Assigned task: Read the data that follows. Then repeat it exactly.

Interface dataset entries

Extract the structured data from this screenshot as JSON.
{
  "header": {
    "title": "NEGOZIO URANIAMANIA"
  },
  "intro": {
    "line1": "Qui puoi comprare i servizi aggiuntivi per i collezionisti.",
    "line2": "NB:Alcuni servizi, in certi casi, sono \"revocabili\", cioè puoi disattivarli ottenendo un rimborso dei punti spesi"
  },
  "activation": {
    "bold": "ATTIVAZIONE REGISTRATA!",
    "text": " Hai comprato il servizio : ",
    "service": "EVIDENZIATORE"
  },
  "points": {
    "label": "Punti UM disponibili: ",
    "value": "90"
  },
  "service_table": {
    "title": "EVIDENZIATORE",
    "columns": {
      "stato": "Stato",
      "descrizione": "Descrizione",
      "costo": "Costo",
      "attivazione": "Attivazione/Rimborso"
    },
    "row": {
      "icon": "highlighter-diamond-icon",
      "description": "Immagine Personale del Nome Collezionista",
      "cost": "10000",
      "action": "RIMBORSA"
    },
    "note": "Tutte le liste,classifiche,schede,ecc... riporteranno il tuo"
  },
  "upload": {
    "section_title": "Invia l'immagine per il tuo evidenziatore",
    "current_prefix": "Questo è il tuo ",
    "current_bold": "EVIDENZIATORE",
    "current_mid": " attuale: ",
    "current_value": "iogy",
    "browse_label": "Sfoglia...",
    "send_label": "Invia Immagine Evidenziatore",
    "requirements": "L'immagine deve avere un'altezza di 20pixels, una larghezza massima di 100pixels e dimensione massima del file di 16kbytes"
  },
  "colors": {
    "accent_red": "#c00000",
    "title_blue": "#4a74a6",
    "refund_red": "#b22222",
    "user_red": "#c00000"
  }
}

Exercise output:
Extract the structured data from this screenshot as JSON.
{
  "header": {
    "title": "NEGOZIO URANIAMANIA"
  },
  "intro": {
    "line1": "Qui puoi comprare i servizi aggiuntivi per i collezionisti.",
    "line2": "NB:Alcuni servizi, in certi casi, sono \"revocabili\", cioè puoi disattivarli ottenendo un rimborso dei punti spesi"
  },
  "activation": {
    "bold": "ATTIVAZIONE REGISTRATA!",
    "text": " Hai comprato il servizio : ",
    "service": "EVIDENZIATORE"
  },
  "points": {
    "label": "Punti UM disponibili: ",
    "value": "90"
  },
  "service_table": {
    "title": "EVIDENZIATORE",
    "columns": {
      "stato": "Stato",
      "descrizione": "Descrizione",
      "costo": "Costo",
      "attivazione": "Attivazione/Rimborso"
    },
    "row": {
      "icon": "highlighter-diamond-icon",
      "description": "Immagine Personale del Nome Collezionista",
      "cost": "10000",
      "action": "RIMBORSA"
    },
    "note": "Tutte le liste,classifiche,schede,ecc... riporteranno il tuo"
  },
  "upload": {
    "section_title": "Invia l'immagine per il tuo evidenziatore",
    "current_prefix": "Questo è il tuo ",
    "current_bold": "EVIDENZIATORE",
    "current_mid": " attuale: ",
    "current_value": "iogy",
    "browse_label": "Sfoglia...",
    "send_label": "Invia Immagine Evidenziatore",
    "requirements": "L'immagine deve avere un'altezza di 20pixels, una larghezza massima di 100pixels e dimensione massima del file di 16kbytes"
  },
  "colors": {
    "accent_red": "#c00000",
    "title_blue": "#4a74a6",
    "refund_red": "#b22222",
    "user_red": "#c00000"
  }
}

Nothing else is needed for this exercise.